> Aim of the exercise
Retype the records word for word. Skip every image.

(Records excerpted from a collection)
▬▬▬▬▬▬▬▬▬▬
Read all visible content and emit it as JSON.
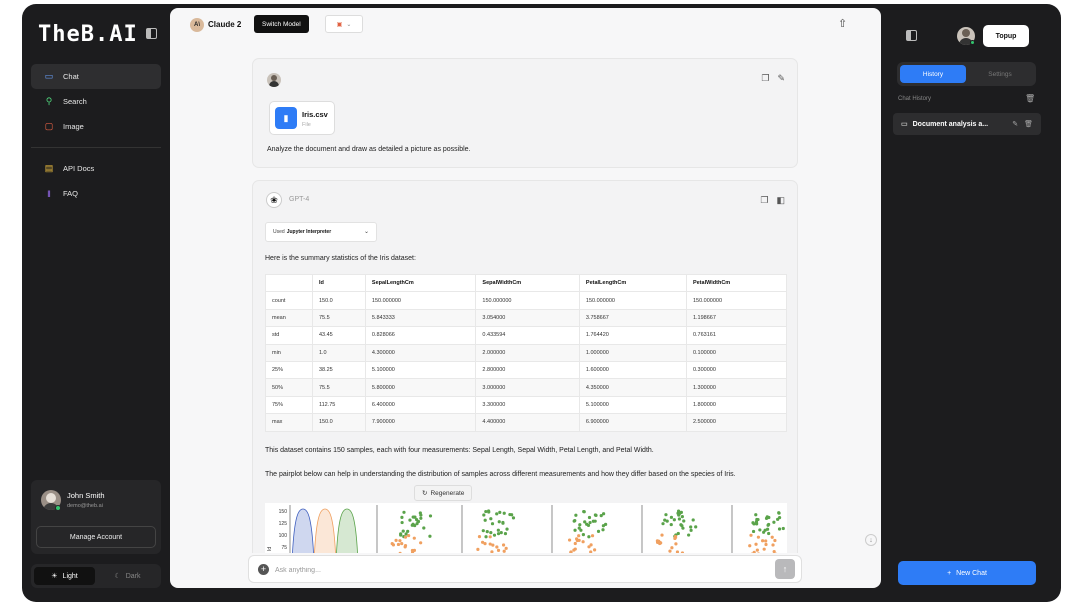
{
  "sidebar": {
    "logo": "TheB.AI",
    "items": [
      {
        "label": "Chat",
        "icon": "chat-icon"
      },
      {
        "label": "Search",
        "icon": "search-icon"
      },
      {
        "label": "Image",
        "icon": "image-icon"
      }
    ],
    "items2": [
      {
        "label": "API Docs",
        "icon": "docs-icon"
      },
      {
        "label": "FAQ",
        "icon": "waveform-icon"
      }
    ],
    "user": {
      "name": "John Smith",
      "email": "demo@theb.ai"
    },
    "manage_label": "Manage Account",
    "theme": {
      "light": "Light",
      "dark": "Dark"
    }
  },
  "topbar": {
    "model_name": "Claude 2",
    "model_initials": "A\\",
    "switch_label": "Switch Model"
  },
  "user_message": {
    "file_name": "Iris.csv",
    "file_type": "File",
    "text": "Analyze the document and draw as detailed a picture as possible."
  },
  "bot_message": {
    "model": "GPT-4",
    "tool_prefix": "Used",
    "tool_name": "Jupyter Interpreter",
    "summary": "Here is the summary statistics of the Iris dataset:",
    "table": {
      "headers": [
        "",
        "Id",
        "SepalLengthCm",
        "SepalWidthCm",
        "PetalLengthCm",
        "PetalWidthCm"
      ],
      "rows": [
        [
          "count",
          "150.0",
          "150.000000",
          "150.000000",
          "150.000000",
          "150.000000"
        ],
        [
          "mean",
          "75.5",
          "5.843333",
          "3.054000",
          "3.758667",
          "1.198667"
        ],
        [
          "std",
          "43.45",
          "0.828066",
          "0.433594",
          "1.764420",
          "0.763161"
        ],
        [
          "min",
          "1.0",
          "4.300000",
          "2.000000",
          "1.000000",
          "0.100000"
        ],
        [
          "25%",
          "38.25",
          "5.100000",
          "2.800000",
          "1.600000",
          "0.300000"
        ],
        [
          "50%",
          "75.5",
          "5.800000",
          "3.000000",
          "4.350000",
          "1.300000"
        ],
        [
          "75%",
          "112.75",
          "6.400000",
          "3.300000",
          "5.100000",
          "1.800000"
        ],
        [
          "max",
          "150.0",
          "7.900000",
          "4.400000",
          "6.900000",
          "2.500000"
        ]
      ]
    },
    "para1": "This dataset contains 150 samples, each with four measurements: Sepal Length, Sepal Width, Petal Length, and Petal Width.",
    "para2": "The pairplot below can help in understanding the distribution of samples across different measurements and how they differ based on the species of Iris.",
    "pairplot_ticks": [
      "150",
      "125",
      "100",
      "75"
    ],
    "pairplot_ylabel": "Id"
  },
  "regenerate_label": "Regenerate",
  "input": {
    "placeholder": "Ask anything..."
  },
  "right_panel": {
    "topup_label": "Topup",
    "tabs": {
      "history": "History",
      "settings": "Settings"
    },
    "chat_history_label": "Chat History",
    "history_items": [
      {
        "title": "Document analysis a..."
      }
    ],
    "new_chat_label": "New Chat"
  },
  "colors": {
    "accent": "#2e7cf6",
    "sidebar_bg": "#1c1c1e",
    "main_bg": "#f7f7f8",
    "online": "#33c46e",
    "series_a": "#3f5fbf",
    "series_b": "#f0a060",
    "series_c": "#5aa34a"
  }
}
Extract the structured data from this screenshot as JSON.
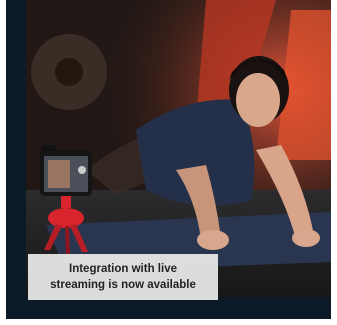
{
  "promo": {
    "caption_line1": "Integration with live",
    "caption_line2": "streaming is now available"
  },
  "colors": {
    "frame": "#0b1a26",
    "caption_bg": "#ebebeb",
    "caption_text": "#222222",
    "mat": "#2a3550",
    "tripod": "#d8242c"
  },
  "icons": {
    "camera": "camera-icon",
    "tripod": "tripod-icon"
  }
}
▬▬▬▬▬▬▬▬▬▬
> Your response
Read all visible content and emit it as JSON.
{
  "sidebar": {
    "logo": "TheB.AI",
    "items": [
      {
        "label": "Chat",
        "icon": "chat-icon"
      },
      {
        "label": "Search",
        "icon": "search-icon"
      },
      {
        "label": "Image",
        "icon": "image-icon"
      }
    ],
    "items2": [
      {
        "label": "API Docs",
        "icon": "docs-icon"
      },
      {
        "label": "FAQ",
        "icon": "waveform-icon"
      }
    ],
    "user": {
      "name": "John Smith",
      "email": "demo@theb.ai"
    },
    "manage_label": "Manage Account",
    "theme": {
      "light": "Light",
      "dark": "Dark"
    }
  },
  "topbar": {
    "model_name": "Claude 2",
    "model_initials": "A\\",
    "switch_label": "Switch Model"
  },
  "user_message": {
    "file_name": "Iris.csv",
    "file_type": "File",
    "text": "Analyze the document and draw as detailed a picture as possible."
  },
  "bot_message": {
    "model": "GPT-4",
    "tool_prefix": "Used",
    "tool_name": "Jupyter Interpreter",
    "summary": "Here is the summary statistics of the Iris dataset:",
    "table": {
      "headers": [
        "",
        "Id",
        "SepalLengthCm",
        "SepalWidthCm",
        "PetalLengthCm",
        "PetalWidthCm"
      ],
      "rows": [
        [
          "count",
          "150.0",
          "150.000000",
          "150.000000",
          "150.000000",
          "150.000000"
        ],
        [
          "mean",
          "75.5",
          "5.843333",
          "3.054000",
          "3.758667",
          "1.198667"
        ],
        [
          "std",
          "43.45",
          "0.828066",
          "0.433594",
          "1.764420",
          "0.763161"
        ],
        [
          "min",
          "1.0",
          "4.300000",
          "2.000000",
          "1.000000",
          "0.100000"
        ],
        [
          "25%",
          "38.25",
          "5.100000",
          "2.800000",
          "1.600000",
          "0.300000"
        ],
        [
          "50%",
          "75.5",
          "5.800000",
          "3.000000",
          "4.350000",
          "1.300000"
        ],
        [
          "75%",
          "112.75",
          "6.400000",
          "3.300000",
          "5.100000",
          "1.800000"
        ],
        [
          "max",
          "150.0",
          "7.900000",
          "4.400000",
          "6.900000",
          "2.500000"
        ]
      ]
    },
    "para1": "This dataset contains 150 samples, each with four measurements: Sepal Length, Sepal Width, Petal Length, and Petal Width.",
    "para2": "The pairplot below can help in understanding the distribution of samples across different measurements and how they differ based on the species of Iris.",
    "pairplot_ticks": [
      "150",
      "125",
      "100",
      "75"
    ],
    "pairplot_ylabel": "Id"
  },
  "regenerate_label": "Regenerate",
  "input": {
    "placeholder": "Ask anything..."
  },
  "right_panel": {
    "topup_label": "Topup",
    "tabs": {
      "history": "History",
      "settings": "Settings"
    },
    "chat_history_label": "Chat History",
    "history_items": [
      {
        "title": "Document analysis a..."
      }
    ],
    "new_chat_label": "New Chat"
  },
  "colors": {
    "accent": "#2e7cf6",
    "sidebar_bg": "#1c1c1e",
    "main_bg": "#f7f7f8",
    "online": "#33c46e",
    "series_a": "#3f5fbf",
    "series_b": "#f0a060",
    "series_c": "#5aa34a"
  }
}
Extract the structured data from this screenshot as JSON.
{
  "promo": {
    "caption_line1": "Integration with live",
    "caption_line2": "streaming is now available"
  },
  "colors": {
    "frame": "#0b1a26",
    "caption_bg": "#ebebeb",
    "caption_text": "#222222",
    "mat": "#2a3550",
    "tripod": "#d8242c"
  },
  "icons": {
    "camera": "camera-icon",
    "tripod": "tripod-icon"
  }
}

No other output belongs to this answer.